In the past two years or so, some rebel brigades, rather than receiving funds channeled through the Free Syrian Army (FSA) affiliated Supreme Military Council (SMC), or depending on trade in looted goods, have become intensely concentrated on appealing directly to private outside donors. These private donors, most of the time either Syrian expatriates or wealthy individuals and clerics in neighboring countries, also prefer to fund their specific favored brigades directly. Funds outside of the distribution channels of the SMC were estimated to be at least in the tens of millions of dollars by the end of 2013.38 All this contributes to a continual forming and re-forming of fighting units and shifting alliances, based on outside interests in particular battalions. 39

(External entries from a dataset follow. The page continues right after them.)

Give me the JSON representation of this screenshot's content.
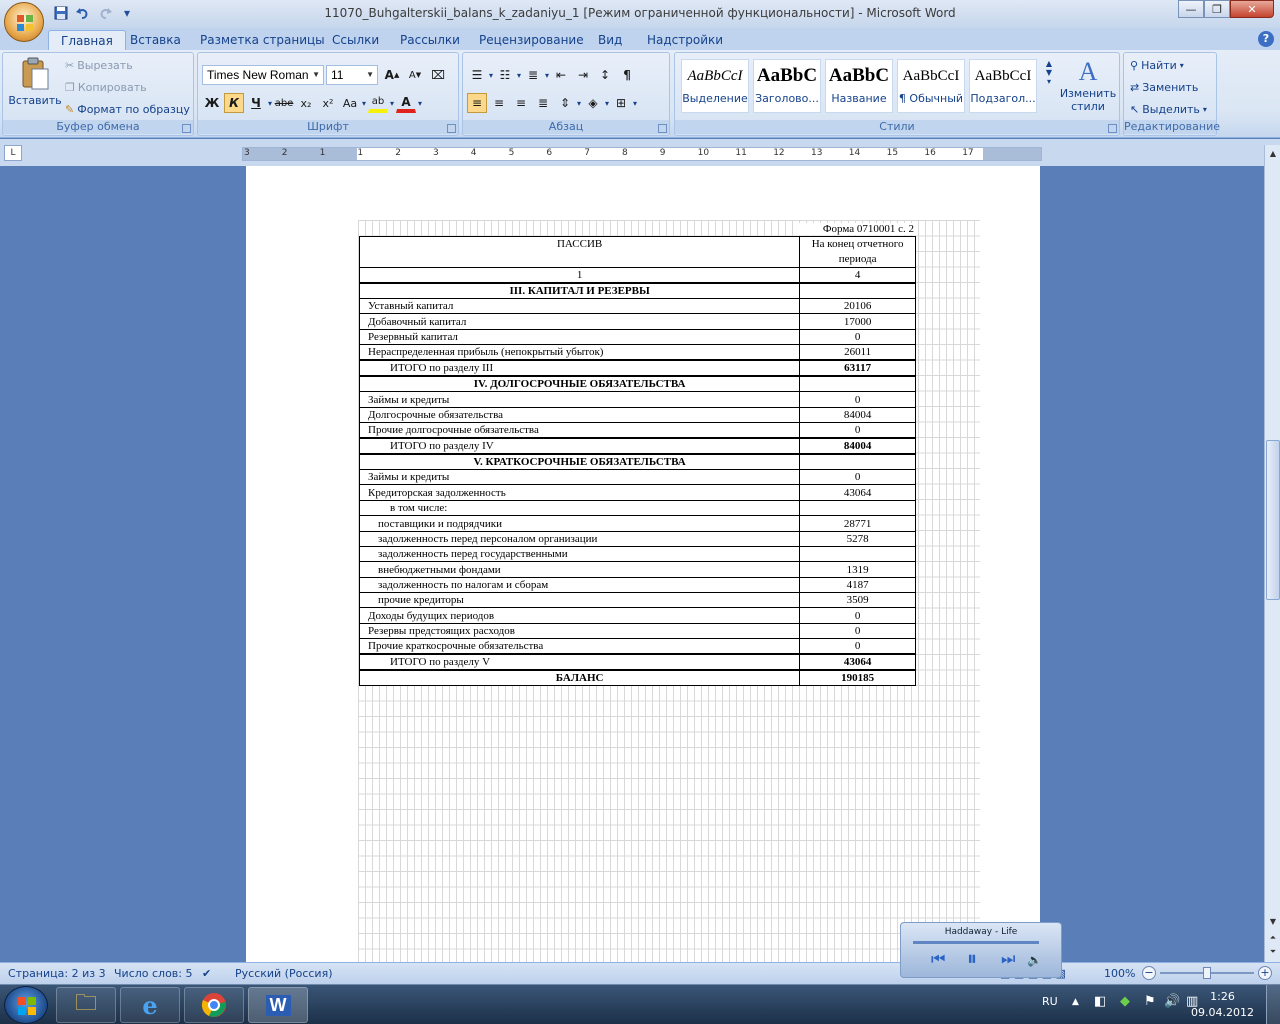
{
  "window": {
    "title": "11070_Buhgalterskii_balans_k_zadaniyu_1 [Режим ограниченной функциональности] - Microsoft Word",
    "minimize_glyph": "—",
    "maximize_glyph": "❐",
    "close_glyph": "✕"
  },
  "quick_access": {
    "save_icon": "save-icon",
    "undo_icon": "undo-icon",
    "redo_icon": "redo-icon",
    "customize_glyph": "▾"
  },
  "tabs": [
    {
      "label": "Главная",
      "active": true
    },
    {
      "label": "Вставка"
    },
    {
      "label": "Разметка страницы"
    },
    {
      "label": "Ссылки"
    },
    {
      "label": "Рассылки"
    },
    {
      "label": "Рецензирование"
    },
    {
      "label": "Вид"
    },
    {
      "label": "Надстройки"
    }
  ],
  "help_glyph": "?",
  "ribbon": {
    "clipboard": {
      "label": "Буфер обмена",
      "paste": "Вставить",
      "cut": "Вырезать",
      "copy": "Копировать",
      "format_painter": "Формат по образцу"
    },
    "font": {
      "label": "Шрифт",
      "font_name": "Times New Roman",
      "font_size": "11",
      "bold": "Ж",
      "italic": "К",
      "underline": "Ч",
      "strike": "abe",
      "subscript": "x₂",
      "superscript": "x²",
      "change_case": "Aa",
      "grow": "A",
      "shrink": "A",
      "highlight": "ab",
      "font_color": "A"
    },
    "paragraph": {
      "label": "Абзац",
      "show_marks": "¶"
    },
    "styles": {
      "label": "Стили",
      "items": [
        {
          "preview": "AaBbCcI",
          "name": "Выделение"
        },
        {
          "preview": "AaBbC",
          "name": "Заголово..."
        },
        {
          "preview": "AaBbC",
          "name": "Название"
        },
        {
          "preview": "AaBbCcI",
          "name": "¶ Обычный"
        },
        {
          "preview": "AaBbCcI",
          "name": "Подзагол..."
        }
      ],
      "change_styles": "Изменить стили"
    },
    "editing": {
      "label": "Редактирование",
      "find": "Найти",
      "replace": "Заменить",
      "select": "Выделить"
    }
  },
  "ruler": {
    "corner": "L",
    "marks": [
      "3",
      "2",
      "1",
      "1",
      "2",
      "3",
      "4",
      "5",
      "6",
      "7",
      "8",
      "9",
      "10",
      "11",
      "12",
      "13",
      "14",
      "15",
      "16",
      "17"
    ]
  },
  "document": {
    "form_ref": "Форма 0710001 с. 2",
    "header_left": "ПАССИВ",
    "header_right": "На конец отчетного периода",
    "colnum_left": "1",
    "colnum_right": "4",
    "sections": [
      {
        "title": "III. КАПИТАЛ И РЕЗЕРВЫ",
        "rows": [
          {
            "label": "Уставный капитал",
            "value": "20106"
          },
          {
            "label": "Добавочный капитал",
            "value": "17000"
          },
          {
            "label": "Резервный капитал",
            "value": "0"
          },
          {
            "label": "Нераспределенная прибыль (непокрытый убыток)",
            "value": "26011"
          }
        ],
        "total_label": "ИТОГО по разделу III",
        "total_value": "63117"
      },
      {
        "title": "IV. ДОЛГОСРОЧНЫЕ ОБЯЗАТЕЛЬСТВА",
        "rows": [
          {
            "label": "Займы и кредиты",
            "value": "0"
          },
          {
            "label": "Долгосрочные обязательства",
            "value": "84004"
          },
          {
            "label": "Прочие долгосрочные обязательства",
            "value": "0"
          }
        ],
        "total_label": "ИТОГО по разделу IV",
        "total_value": "84004"
      },
      {
        "title": "V. КРАТКОСРОЧНЫЕ ОБЯЗАТЕЛЬСТВА",
        "rows": [
          {
            "label": "Займы и кредиты",
            "value": "0"
          },
          {
            "label": "Кредиторская задолженность",
            "value": "43064"
          },
          {
            "label": "в том числе:",
            "value": "",
            "indent": 1
          },
          {
            "label": "поставщики и подрядчики",
            "value": "28771",
            "indent": 2
          },
          {
            "label": "задолженность перед персоналом организации",
            "value": "5278",
            "indent": 2
          },
          {
            "label": "задолженность перед государственными",
            "value": "",
            "indent": 2
          },
          {
            "label": "внебюджетными фондами",
            "value": "1319",
            "indent": 2
          },
          {
            "label": "задолженность по налогам и сборам",
            "value": "4187",
            "indent": 2
          },
          {
            "label": "прочие кредиторы",
            "value": "3509",
            "indent": 2
          },
          {
            "label": "Доходы будущих периодов",
            "value": "0"
          },
          {
            "label": "Резервы предстоящих расходов",
            "value": "0"
          },
          {
            "label": "Прочие краткосрочные обязательства",
            "value": "0"
          }
        ],
        "total_label": "ИТОГО по разделу V",
        "total_value": "43064"
      }
    ],
    "balance_label": "БАЛАНС",
    "balance_value": "190185"
  },
  "player": {
    "song": "Haddaway - Life"
  },
  "statusbar": {
    "page": "Страница: 2 из 3",
    "words": "Число слов: 5",
    "language": "Русский (Россия)",
    "zoom": "100%",
    "zoom_minus": "−",
    "zoom_plus": "+"
  },
  "taskbar": {
    "lang": "RU",
    "time": "1:26",
    "date": "09.04.2012"
  }
}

Fundraising among rebel brigades has becoming a highly sophisticated, and often times surprisingly open process. Some fighters speak openly with journalists about the way in which groups with higher media profiles -- counted in YouTube hits, Facebook “likes,” and Twitter followers -- receive the largest share of the donations. “They taught us, hit, film it: I’ll support you,” says a fighter in an interview with TIME. 40 In some videos on YouTube, fighters thank their sponsors for their generosity, with a few brigades going so far as to name themselves after a Gulf sponsor: One rebel group in eastern Syria now calls itself the “Hajjaj al-Ajmi Brigade,” in a tribute to the Kuwaiti sheik of the same name. 41 Rebels with a strong social media following spread posts calling for donations, announcing drop-off points in neighboring countries. Similarly, prominent fundraisers, especially clerics with large followings further spread these videos and also produce their own videos showcasing the weaponry they provide to brigades in order to attract smaller funders to join in on their donations to their brigades of choice. The proliferation of outside funding sources and ability of funders to provide support to their preferred brigades directly all but guarantees the continuing fragmentation of the armed opposition, as fighters continually try to court their current myriad donors while keeping their eyes open for new and more lucrative sources of outside funding.

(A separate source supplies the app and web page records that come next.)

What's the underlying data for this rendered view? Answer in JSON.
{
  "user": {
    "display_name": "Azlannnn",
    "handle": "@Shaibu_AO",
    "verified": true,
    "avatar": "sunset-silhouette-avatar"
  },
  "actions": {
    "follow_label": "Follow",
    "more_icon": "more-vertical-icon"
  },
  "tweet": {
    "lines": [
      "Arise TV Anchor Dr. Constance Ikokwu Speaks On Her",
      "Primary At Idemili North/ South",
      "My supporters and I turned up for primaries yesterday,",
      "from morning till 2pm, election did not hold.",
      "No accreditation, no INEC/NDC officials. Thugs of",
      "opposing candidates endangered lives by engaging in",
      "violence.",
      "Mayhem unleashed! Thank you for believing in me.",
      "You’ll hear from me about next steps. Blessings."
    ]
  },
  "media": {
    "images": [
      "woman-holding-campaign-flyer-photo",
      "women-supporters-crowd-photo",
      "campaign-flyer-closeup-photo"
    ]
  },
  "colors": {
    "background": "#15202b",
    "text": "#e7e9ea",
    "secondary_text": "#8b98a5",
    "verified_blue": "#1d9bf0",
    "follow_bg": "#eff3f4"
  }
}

The war in Syria has set the country’s economy on a dramatically different course over the past three years. The economy has given way to a process of rapid deindustrialization and enormous losses in virtually every indicator of socio-economic development. The Syrian government has hunkered down into a budget prioritizing war efforts, slashing public goods and services but still managing to keep significant numbers of employees on the government payroll through financial support from some of its foreign allies. Physical destruction of infrastructure, widespread capital flight and strict international sanctions have all contributed to bringing the national economy into total collapse. But on the ruins of the failed national economy, a war economy is rapidly emerging. Illegal construction is booming. Warlordism, smuggling and black markets have become in many areas the main way to obtain goods and services, so much so that even the government takes part in the black market economy. Competition over funds from outside the country among rebel groups is rampant, while both the government and rebel groups fight over natural resources inside the country. The economic dynamics that have emerged are certain to echo for generations, and will influence the future outcomes for the country long after the conflict ends.
Civil war has had a huge impact on Syria’s economy.
Syria’s fragmentation has also given rise to warlordism and local economies based on theft and smuggling
Many areas of the country have seen the inevitable development of a ‘war economy’ based on competition over smuggled goods and black markets.